Ever since the work from home wave was settled in due to the pandemic, companies are increasingly worried about infrastructure and cybersecurity. The shift to working from home was so sudden that companies had very little time to ensure that employees get trained or equipped to comply with the security policies. To add to the woes, employees face the prospect of being able to receive little support from distributed IT teams during the shift to remote working. The result? Employees faced several challenges ranging from phishing attacks from external sources to unchecked home routers, and vulnerabilities of cloud-based and other tools.
In fact, according to Proofpoint, phishing has increased ever since the pandemic began, making enterprise products vulnerable to security threats. Over 70% of emails had malware, and 30% aimed to steal the victim’s credentials.
Companies have come to realize that security can no longer be limited to the enterprise tools they use within the office walls. It has to be extended outside the boundaries of offices. That’s why over 90% of enterprises have planned to invest more in securing telework over the next two years.
While the ramping up of security will take time, companies can begin to address the security challenges in some significant ways right away.
5 Things Companies Must Do To Improve The Security Of Enterprise Products
Use Secure VPN:
Although VPN encrypts internet traffic and makes it unreadable to hackers and internet service providers, some of them can be susceptible to bugs. This could compromise the entire network and open the doors for hackers. According to CISA, using VPNs for telework exposes it to vulnerabilities and cyber-attacks. Use a trusted VPN service provider. To safeguard the VPN access, ask the users to limit usage to only business purposes. Ensure that the VPN servers are up to date and use two-factor authentication to secure the VPN. Create awareness about appropriate and updated password policies, so employees know how to safeguard the VPN from their end.
Use Secure and Approved Cloud Services:
Very few technologies have seen adoption as quickly as cloud computing. Cloud-based services offer companies the benefit of minimizing investment on infrastructure and legacy systems and maximize their productivity and efficiency. Ever since employees have shifted to work from home, cloud-based services have been lauded for offering them convenience and easy access. However, like all technologies, the cloud is also vulnerable to cyber threats. The onus lies on the IT security team that they verify the third-party cloud storage and other services carefully to safeguard the assets of the company. Employees must only use services that are verified and approved by the IT team. Of course, they must also be discouraged to use public Wi-Fi and instead use secured access methods like VPN to protect the data on the cloud.
Update Installed Software Regularly:
Employees often click on cancel or a maybe later option when they receive notifications to update the installed software. They do it to avoid wasting time until the software is updated or because they are unaware of its importance. That’s where the IT teams have to intervene. They have to ensure that the employees update their software frequently to protect against any kind of security hazards for the company. Insignificant as it might seem, software updates are critical because they patch the security holes in the software and protect it from hackers and malware. The update removes all the outdated features and improves the stability of the software. Companies must ensure that the employees understand the significance of software updates and follow the precise protocols prescribed by the IT teams.

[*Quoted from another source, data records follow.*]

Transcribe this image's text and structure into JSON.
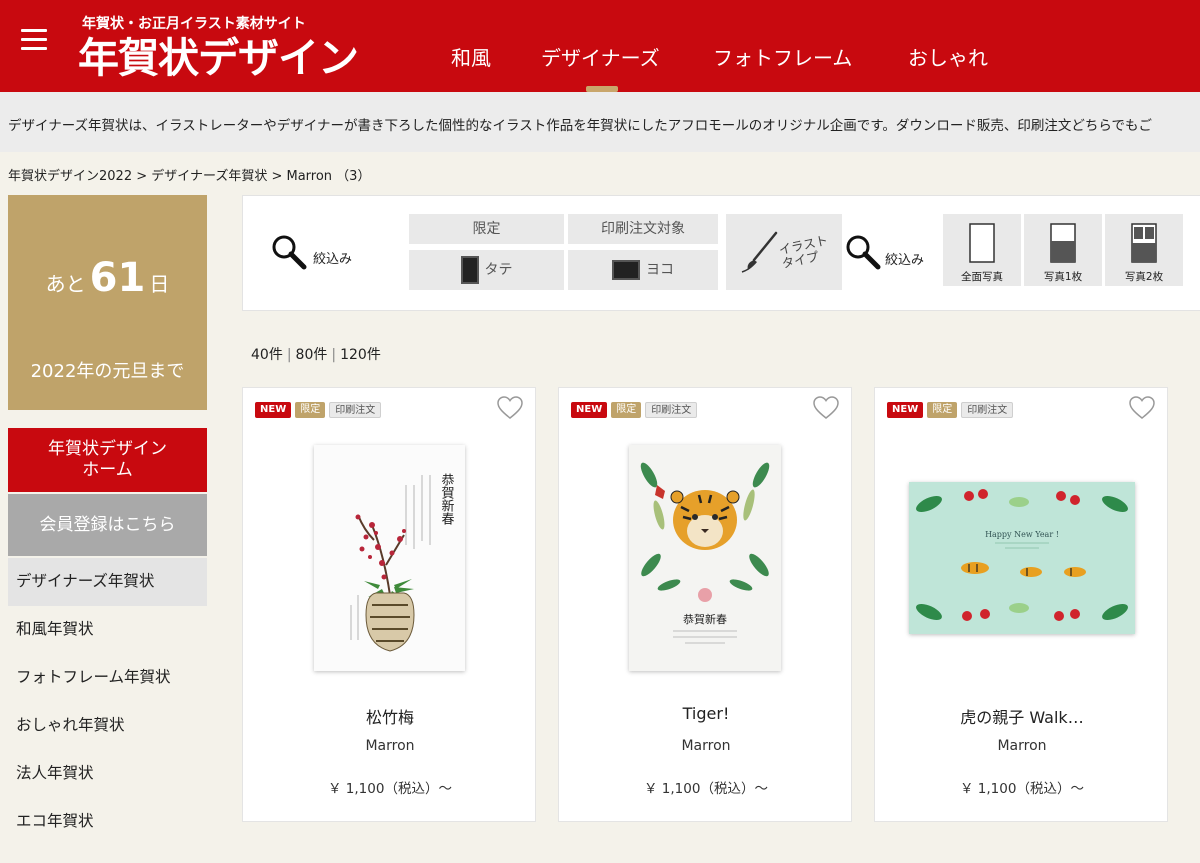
{
  "header": {
    "tagline": "年賀状・お正月イラスト素材サイト",
    "logo": "年賀状デザイン",
    "nav": [
      {
        "label": "和風"
      },
      {
        "label": "デザイナーズ",
        "active": true
      },
      {
        "label": "フォトフレーム"
      },
      {
        "label": "おしゃれ"
      }
    ],
    "accent_color": "#c8090f"
  },
  "intro": {
    "text": "デザイナーズ年賀状は、イラストレーターやデザイナーが書き下ろした個性的なイラスト作品を年賀状にしたアフロモールのオリジナル企画です。ダウンロード販売、印刷注文どちらでもご"
  },
  "breadcrumb": "年賀状デザイン2022 > デザイナーズ年賀状 > Marron （3）",
  "countdown": {
    "prefix": "あと",
    "days": "61",
    "suffix": "日",
    "caption": "2022年の元旦まで"
  },
  "sidebar": {
    "home_label": "年賀状デザイン ホーム",
    "register_label": "会員登録はこちら",
    "items": [
      {
        "label": "デザイナーズ年賀状",
        "active": true
      },
      {
        "label": "和風年賀状"
      },
      {
        "label": "フォトフレーム年賀状"
      },
      {
        "label": "おしゃれ年賀状"
      },
      {
        "label": "法人年賀状"
      },
      {
        "label": "エコ年賀状"
      }
    ]
  },
  "filters": {
    "search_label_1": "絞込み",
    "limited": "限定",
    "print_target": "印刷注文対象",
    "portrait": "タテ",
    "landscape": "ヨコ",
    "illust_type": "イラスト タイプ",
    "search_label_2": "絞込み",
    "photo_options": [
      {
        "label": "全面写真",
        "icon": "full-photo-icon"
      },
      {
        "label": "写真1枚",
        "icon": "one-photo-icon"
      },
      {
        "label": "写真2枚",
        "icon": "two-photo-icon"
      }
    ]
  },
  "per_page": [
    "40件",
    "80件",
    "120件"
  ],
  "products": [
    {
      "badges": [
        "NEW",
        "限定",
        "印刷注文"
      ],
      "title": "松竹梅",
      "author": "Marron",
      "price": "￥ 1,100（税込）～",
      "image": "plum-vase-card"
    },
    {
      "badges": [
        "NEW",
        "限定",
        "印刷注文"
      ],
      "title": "Tiger!",
      "author": "Marron",
      "price": "￥ 1,100（税込）～",
      "image": "tiger-wreath-card"
    },
    {
      "badges": [
        "NEW",
        "限定",
        "印刷注文"
      ],
      "title": "虎の親子 Walk…",
      "author": "Marron",
      "price": "￥ 1,100（税込）～",
      "image": "tiger-family-walk-card",
      "card_text": "Happy New Year !"
    }
  ],
  "card1_text": "恭賀新春",
  "card2_text": "恭賀新春"
}
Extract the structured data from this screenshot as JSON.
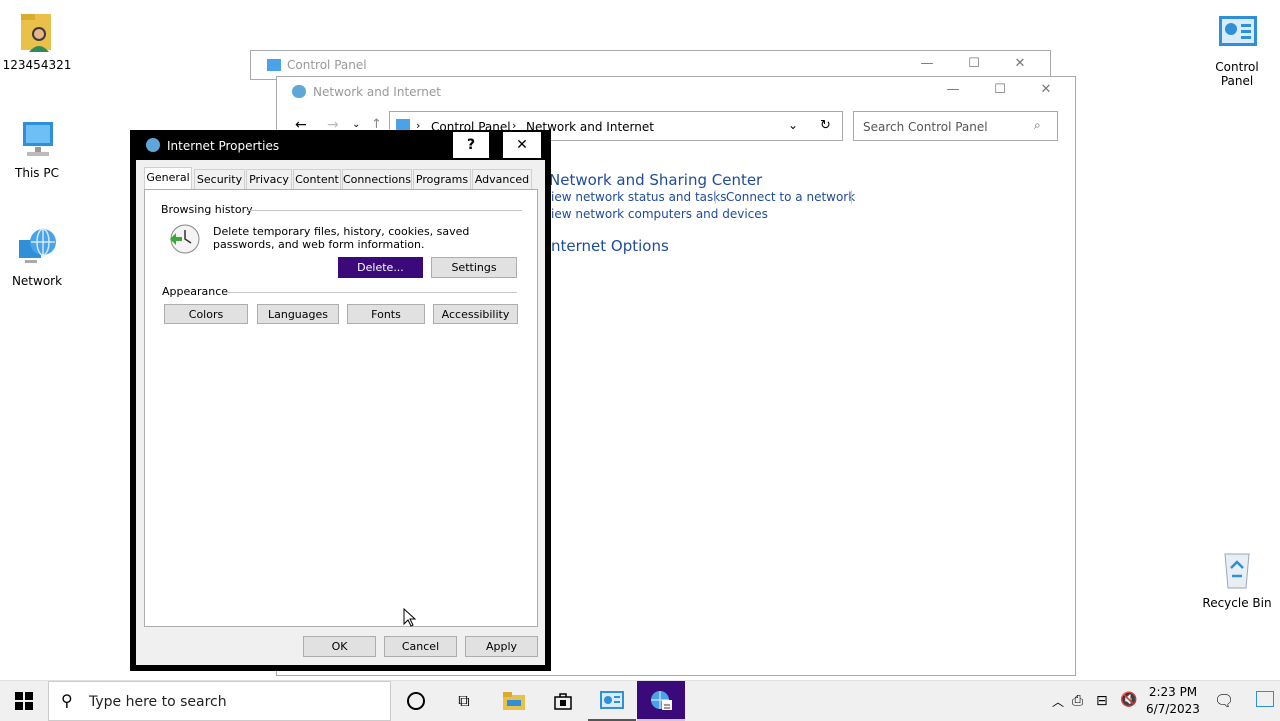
{
  "desktop": {
    "icons": [
      {
        "label": "123454321",
        "icon": "user-folder-icon"
      },
      {
        "label": "This PC",
        "icon": "computer-icon"
      },
      {
        "label": "Network",
        "icon": "network-globe-icon"
      },
      {
        "label": "Control Panel",
        "icon": "control-panel-icon"
      },
      {
        "label": "Recycle Bin",
        "icon": "recycle-bin-icon"
      }
    ]
  },
  "back_window": {
    "title": "Control Panel"
  },
  "cp_window": {
    "title": "Network and Internet",
    "breadcrumb": [
      "Control Panel",
      "Network and Internet"
    ],
    "search_placeholder": "Search Control Panel",
    "sections": {
      "nsc_title": "Network and Sharing Center",
      "nsc_link1": "iew network status and tasks",
      "nsc_link2": "Connect to a network",
      "nsc_link3": "iew network computers and devices",
      "io_title": "nternet Options"
    }
  },
  "dialog": {
    "title": "Internet Properties",
    "help": "?",
    "close": "✕",
    "tabs": [
      "General",
      "Security",
      "Privacy",
      "Content",
      "Connections",
      "Programs",
      "Advanced"
    ],
    "browsing_history": {
      "label": "Browsing history",
      "text": "Delete temporary files, history, cookies, saved passwords, and web form information.",
      "delete": "Delete...",
      "settings": "Settings"
    },
    "appearance": {
      "label": "Appearance",
      "buttons": [
        "Colors",
        "Languages",
        "Fonts",
        "Accessibility"
      ]
    },
    "footer": {
      "ok": "OK",
      "cancel": "Cancel",
      "apply": "Apply"
    }
  },
  "taskbar": {
    "search_placeholder": "Type here to search",
    "time": "2:23 PM",
    "date": "6/7/2023"
  },
  "colors": {
    "accent_purple": "#3b0a7a",
    "link_blue": "#1e4b9c"
  }
}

Secure the Router:
Home routers are often vulnerable to malicious activities and cyber-attack. Hackers can get access to the user’s login credentials through the routers and can compromise the entire network and all the links of the chain after that. Employees must be made aware of that so they can protect their home network. The first step is to encourage employees to manage their passwords better. Employees should also be asked to set the highest available level of encryption to restrict inbound and outbound traffic. For example, employees can be asked to set WPA3 encryption to protect personal, enterprise, and IoT devices. The IT team must make securing the home routers the priority and extend guidance to help employees with it.
Use Encrypted Tools for Communication:
Sometimes important and sensitive data may have to be exchanged between the team members and clients via messenger apps, collaboration tools, and emails. Companies must ensure that these communications are secured by end-to-end encryption. End-to-end encryption makes the information unreadable to any third party; that is when two or more devices communicate, the information is exchanged in the form of a secret code. So, nobody can read it other than the people involved in the communication. Encrypted communication safeguards the data from tampering. Make it mandatory for all employees to use only encrypted communication channels to exchange sensitive data.
These are a few methods that companies can implement to improve cybersecurity. As companies contemplate making work from home a permanent option for a large number of its employees, they have to build a culture of conscious employees who understand and follow the cybersecurity guidelines laid down by the IT team. Some ways to create that mindset include:
- Establishing easy-to-follow best practices to make cybersecurity a priority.
- Conduct regular training sessions or eLearning sessions to drive the importance of security.
- Create constant awareness through emails and other media.
- Offer accessible remote support and train employees to troubleshoot problems on their own.
It’s important to ensure that all the employees follow these guidelines stringently. This will also assure your customers that their data is safe and will give the required protection to your operations too.